 K.M. Douglas, R.M. Sutton, A. Cichocka, The psychology of conspiracy theories, Current Directions in Psychological Science. 26 (2017) 538–542.
 D.J. Clark, Behind the Curve, Delta-v Productions, 2018.
 N. Oreskes, E.M. Conway, Merchants of Doubt: How a Handful of Scientists Obscured the Truth on Issues from Tobacco Smoke to Global Warming, Bloomsbury Publishing, 2011. https://books.google.be/books?id=CrtoNFTuPwwC.
 World Health Organization, WHO report on the global tobacco epidemic, 2017: monitoring tobacco use and prevention policies, World Health Organization, Geneva, 2017.

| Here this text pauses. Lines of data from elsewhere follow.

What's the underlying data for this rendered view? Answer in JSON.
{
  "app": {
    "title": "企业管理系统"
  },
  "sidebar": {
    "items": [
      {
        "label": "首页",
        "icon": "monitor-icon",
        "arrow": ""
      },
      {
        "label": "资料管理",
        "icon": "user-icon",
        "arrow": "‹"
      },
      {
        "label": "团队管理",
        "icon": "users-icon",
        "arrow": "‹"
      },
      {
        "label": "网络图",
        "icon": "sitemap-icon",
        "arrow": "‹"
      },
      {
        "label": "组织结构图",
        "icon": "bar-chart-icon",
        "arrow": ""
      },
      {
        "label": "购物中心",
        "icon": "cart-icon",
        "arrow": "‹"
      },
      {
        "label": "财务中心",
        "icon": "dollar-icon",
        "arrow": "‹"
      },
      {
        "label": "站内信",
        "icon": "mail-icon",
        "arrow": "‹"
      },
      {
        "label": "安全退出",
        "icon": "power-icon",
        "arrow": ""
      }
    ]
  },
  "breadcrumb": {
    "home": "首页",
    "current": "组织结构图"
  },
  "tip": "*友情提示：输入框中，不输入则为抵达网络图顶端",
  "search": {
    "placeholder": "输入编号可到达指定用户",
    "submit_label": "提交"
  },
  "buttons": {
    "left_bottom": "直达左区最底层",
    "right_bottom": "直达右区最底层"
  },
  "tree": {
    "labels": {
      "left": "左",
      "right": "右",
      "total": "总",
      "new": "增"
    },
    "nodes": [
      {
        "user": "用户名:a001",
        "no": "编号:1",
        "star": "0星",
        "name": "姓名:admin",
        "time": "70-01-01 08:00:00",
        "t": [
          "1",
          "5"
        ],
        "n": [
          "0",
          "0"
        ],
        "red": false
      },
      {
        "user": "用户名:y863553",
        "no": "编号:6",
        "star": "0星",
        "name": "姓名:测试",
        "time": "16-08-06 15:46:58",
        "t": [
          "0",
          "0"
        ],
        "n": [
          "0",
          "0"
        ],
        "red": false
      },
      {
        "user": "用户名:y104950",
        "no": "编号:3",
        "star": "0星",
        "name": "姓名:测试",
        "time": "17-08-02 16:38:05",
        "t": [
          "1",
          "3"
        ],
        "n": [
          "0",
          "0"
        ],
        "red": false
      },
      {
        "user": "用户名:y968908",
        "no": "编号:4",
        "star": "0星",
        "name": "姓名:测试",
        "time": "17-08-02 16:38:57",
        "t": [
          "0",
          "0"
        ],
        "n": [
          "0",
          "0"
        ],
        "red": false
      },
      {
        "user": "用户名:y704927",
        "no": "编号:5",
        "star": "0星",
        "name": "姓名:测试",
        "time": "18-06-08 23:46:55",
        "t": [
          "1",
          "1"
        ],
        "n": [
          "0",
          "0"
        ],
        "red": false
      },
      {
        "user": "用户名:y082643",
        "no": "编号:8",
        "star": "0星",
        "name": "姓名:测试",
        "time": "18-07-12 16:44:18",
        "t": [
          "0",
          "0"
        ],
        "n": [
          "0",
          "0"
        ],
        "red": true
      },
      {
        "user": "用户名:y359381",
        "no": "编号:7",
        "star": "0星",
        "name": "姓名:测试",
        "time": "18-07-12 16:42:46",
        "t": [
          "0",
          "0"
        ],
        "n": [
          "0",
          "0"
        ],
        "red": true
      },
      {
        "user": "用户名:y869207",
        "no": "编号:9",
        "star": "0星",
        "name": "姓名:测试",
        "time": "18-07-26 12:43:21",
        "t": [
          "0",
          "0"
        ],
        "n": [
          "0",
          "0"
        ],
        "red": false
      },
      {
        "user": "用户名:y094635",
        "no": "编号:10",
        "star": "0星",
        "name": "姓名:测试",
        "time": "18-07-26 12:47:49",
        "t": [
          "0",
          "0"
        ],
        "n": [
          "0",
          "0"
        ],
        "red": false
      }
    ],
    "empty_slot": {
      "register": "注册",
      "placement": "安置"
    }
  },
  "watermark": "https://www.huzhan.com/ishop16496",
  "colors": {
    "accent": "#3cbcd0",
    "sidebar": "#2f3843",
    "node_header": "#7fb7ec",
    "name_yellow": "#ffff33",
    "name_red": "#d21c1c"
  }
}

 R. Srivastava, My patient swapped chemotherapy for essential oils. Arguing is a fool’s errand, The Guardian. (2019). https://www.theguardian.com/commentisfree/2019/feb/14/my-patient-swapped-chemotherapy-for-essential-oils-arguing-is-a-fools-errand (accessed May 9, 2019).